*RECORDS TO USE*:
──────────────────────────────

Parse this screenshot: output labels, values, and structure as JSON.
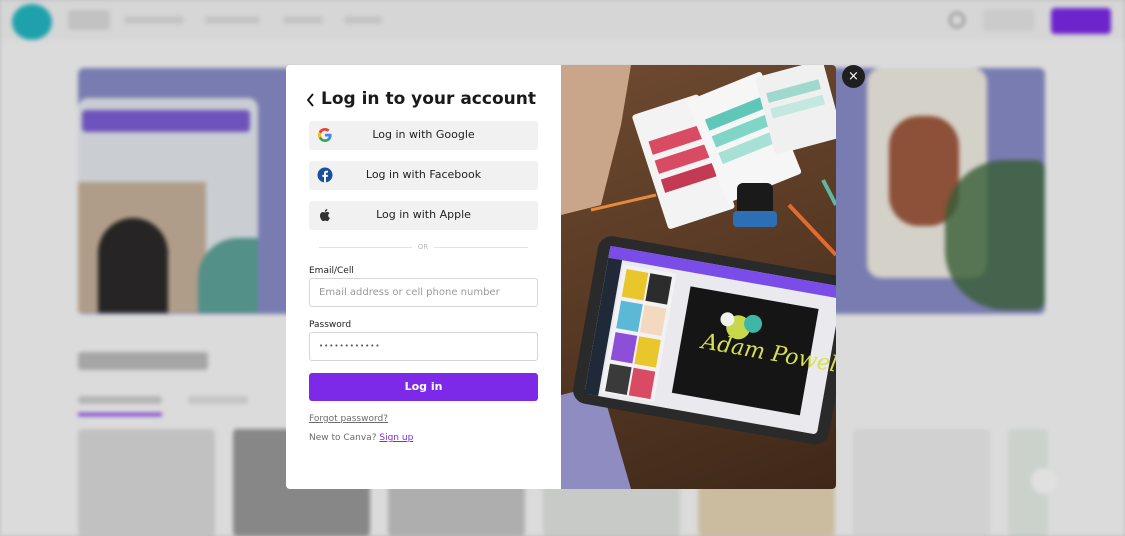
{
  "modal": {
    "back_glyph": "<",
    "title": "Log in to your account",
    "social_buttons": [
      {
        "label": "Log in with Google",
        "icon": "google-icon"
      },
      {
        "label": "Log in with Facebook",
        "icon": "facebook-icon"
      },
      {
        "label": "Log in with Apple",
        "icon": "apple-icon"
      }
    ],
    "divider_text": "OR",
    "email": {
      "label": "Email/Cell",
      "placeholder": "Email address or cell phone number",
      "value": ""
    },
    "password": {
      "label": "Password",
      "value": "••••••••••••"
    },
    "login_label": "Log in",
    "forgot_label": "Forgot password?",
    "new_text": "New to Canva? ",
    "signup_label": "Sign up",
    "close_glyph": "×"
  },
  "image": {
    "signature_text": "Adam Powell"
  },
  "colors": {
    "accent": "#7d2ae8",
    "close_button": "#1f1f1f",
    "social_button_bg": "#f1f1f1"
  }
}
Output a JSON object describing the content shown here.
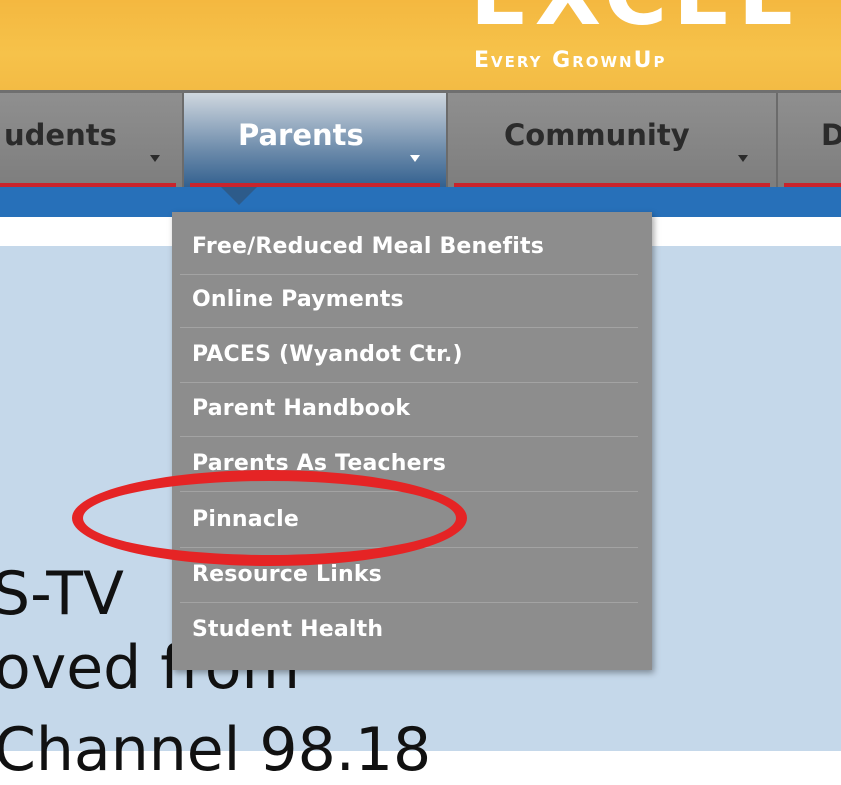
{
  "header": {
    "logo_text": "EXCEL",
    "tagline": "Every GrownUp"
  },
  "nav": {
    "items": [
      {
        "label": "udents"
      },
      {
        "label": "Parents"
      },
      {
        "label": "Community"
      },
      {
        "label": "D"
      }
    ],
    "active_index": 1
  },
  "dropdown": {
    "items": [
      {
        "label": "Free/Reduced Meal Benefits"
      },
      {
        "label": "Online Payments"
      },
      {
        "label": "PACES (Wyandot Ctr.)"
      },
      {
        "label": "Parent Handbook"
      },
      {
        "label": "Parents As Teachers"
      },
      {
        "label": "Pinnacle"
      },
      {
        "label": "Resource Links"
      },
      {
        "label": "Student Health"
      }
    ],
    "highlighted": "Pinnacle"
  },
  "content": {
    "line1": "S-TV",
    "line2": "oved from",
    "line3": "Channel 98.18"
  },
  "colors": {
    "banner": "#f4b840",
    "nav_red": "#c8242d",
    "nav_blue": "#2770b9",
    "dropdown_bg": "#8d8d8d",
    "content_bg": "#c5d8ea",
    "annotation": "#e52425"
  }
}
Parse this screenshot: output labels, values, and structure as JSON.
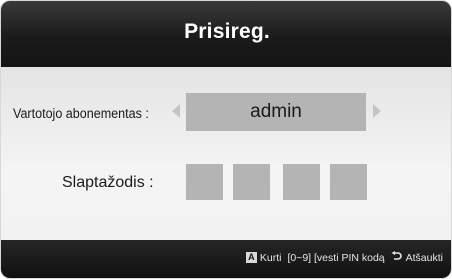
{
  "dialog": {
    "title": "Prisireg.",
    "username_label": "Vartotojo abonementas :",
    "username_value": "admin",
    "password_label": "Slaptažodis :",
    "pin_slots": 4
  },
  "footer": {
    "key_a": "A",
    "create_label": "Kurti",
    "enter_pin_hint": "[0~9] [vesti PIN kodą",
    "return_label": "Atšaukti"
  },
  "colors": {
    "header": "#1b1b1b",
    "field": "#b4b4b4",
    "body": "#f1f1f1",
    "arrow": "#c4c4c4"
  },
  "icons": [
    "arrow-left-icon",
    "arrow-right-icon",
    "a-key-icon",
    "return-icon"
  ]
}
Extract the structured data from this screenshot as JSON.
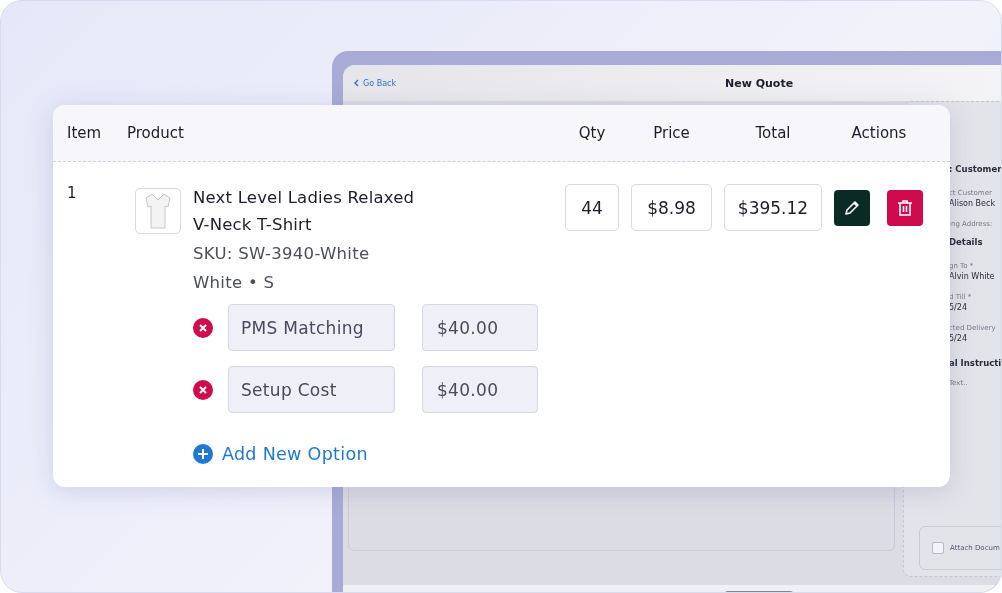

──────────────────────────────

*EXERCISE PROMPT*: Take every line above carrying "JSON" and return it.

*EXPECTED OUTPUT*:
Parse this screenshot: output labels, values, and structure as JSON.
Output a JSON object describing the content shown here.
Parse this screenshot: output labels, values, and structure as JSON.
Extract the structured data from this screenshot as JSON.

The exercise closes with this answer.